**WHAT THE TASK ASKS**
Gather the lines below that include the string "screenshot", copying each in full.

------------------------------------------------

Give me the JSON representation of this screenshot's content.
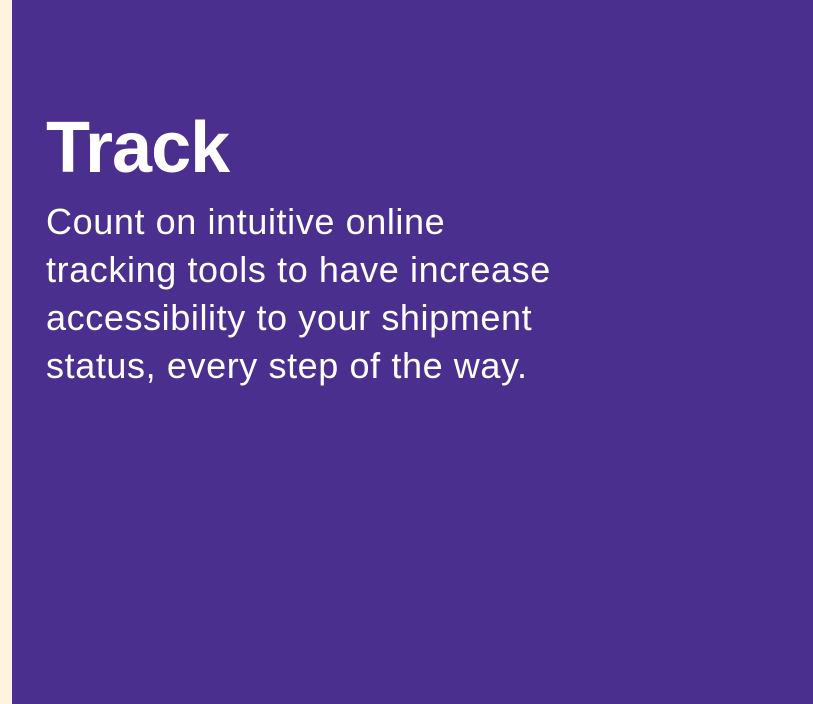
{
  "colors": {
    "panel_background": "#4a2f8f",
    "page_background": "#fdf3df",
    "text": "#ffffff"
  },
  "card": {
    "title": "Track",
    "body_lines": [
      "Count on intuitive online",
      "tracking tools to have increase",
      "accessibility to your shipment",
      "status, every step of the way."
    ]
  }
}
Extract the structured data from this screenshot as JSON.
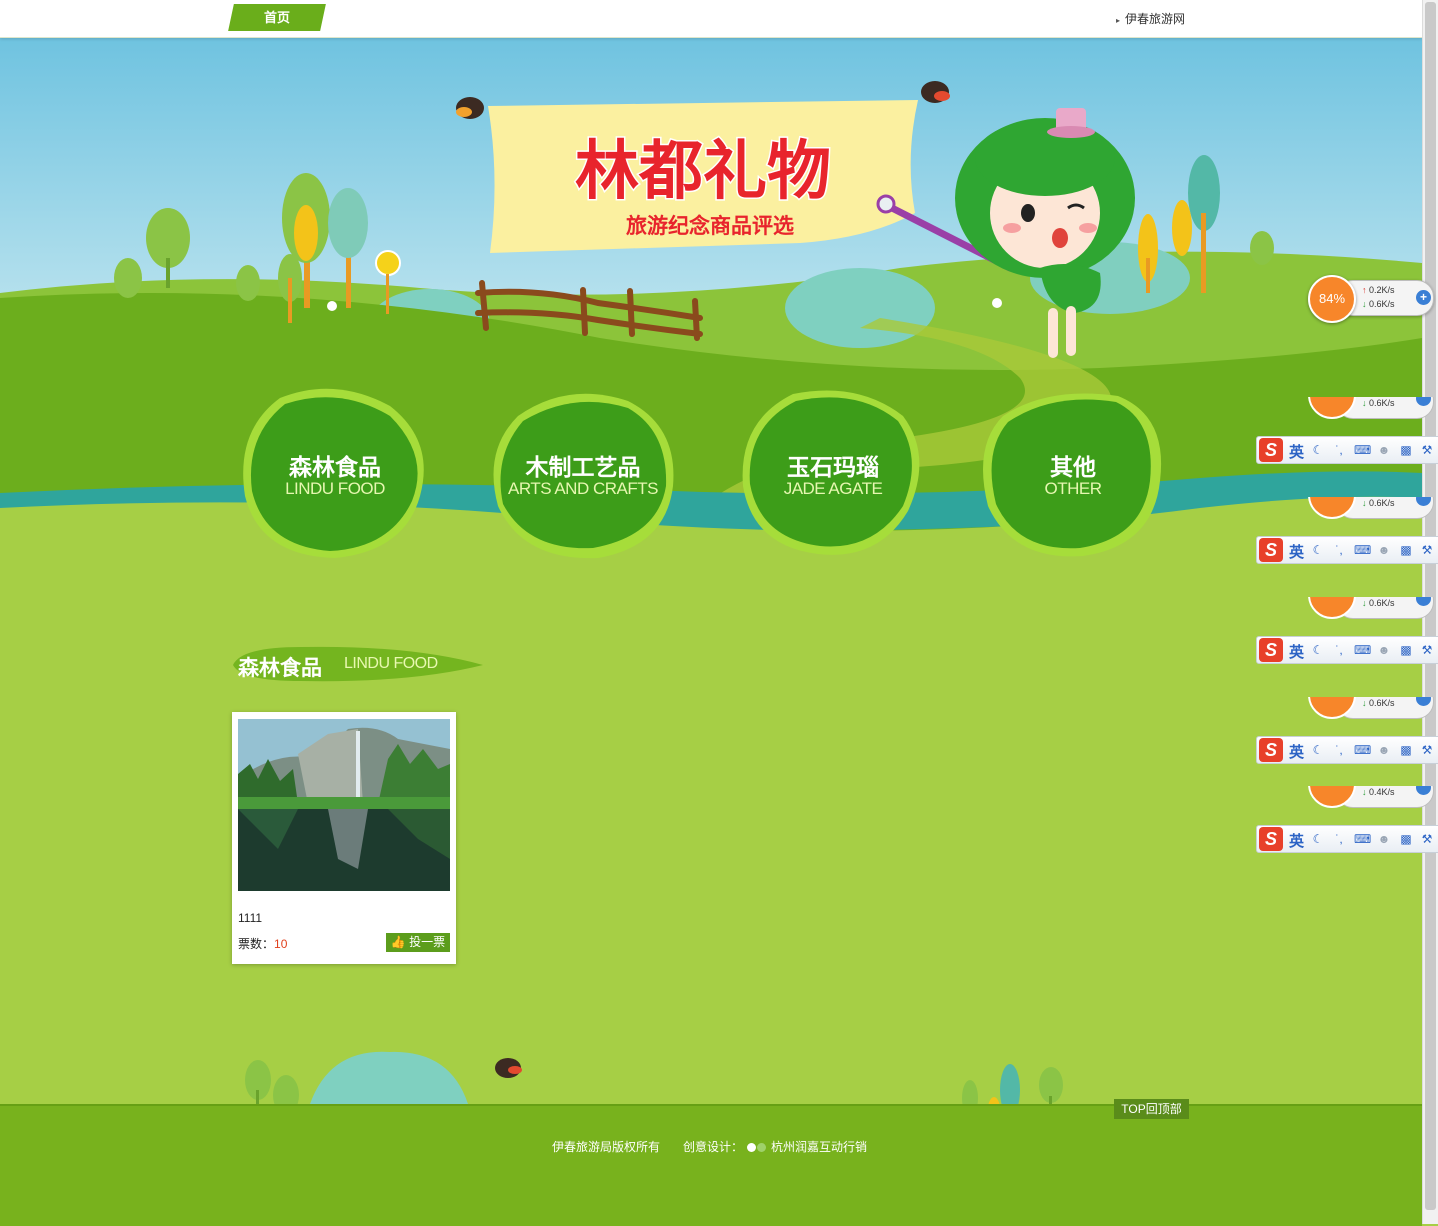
{
  "nav": {
    "home": "首页",
    "site_link": "伊春旅游网"
  },
  "banner": {
    "title": "林都礼物",
    "subtitle": "旅游纪念商品评选"
  },
  "categories": [
    {
      "cn": "森林食品",
      "en": "LINDU FOOD"
    },
    {
      "cn": "木制工艺品",
      "en": "ARTS AND CRAFTS"
    },
    {
      "cn": "玉石玛瑙",
      "en": "JADE AGATE"
    },
    {
      "cn": "其他",
      "en": "OTHER"
    }
  ],
  "section": {
    "cn": "森林食品",
    "en": "LINDU FOOD"
  },
  "products": [
    {
      "name": "1111",
      "votes_label": "票数：",
      "votes": "10",
      "vote_button": "投一票"
    }
  ],
  "footer": {
    "top_button": "TOP回顶部",
    "copyright": "伊春旅游局版权所有",
    "design_label": "创意设计：",
    "designer": "杭州润嘉互动行销"
  },
  "overlays": {
    "netmon": {
      "percent": "84%",
      "up": "0.2K/s",
      "down": "0.6K/s"
    },
    "netmon_fragments": [
      "0.6K/s",
      "0.6K/s",
      "0.6K/s",
      "0.6K/s",
      "0.4K/s"
    ],
    "ime": {
      "logo": "S",
      "lang": "英"
    }
  },
  "colors": {
    "nav_green": "#6aae1b",
    "page_green": "#a6cf45",
    "footer_green": "#78b21d",
    "vote_count": "#e0401c"
  }
}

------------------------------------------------

**ANSWER FOR THIS EXERCISE**
Give me the JSON representation of this screenshot's content.
Extract the structured data from this screenshot as JSON.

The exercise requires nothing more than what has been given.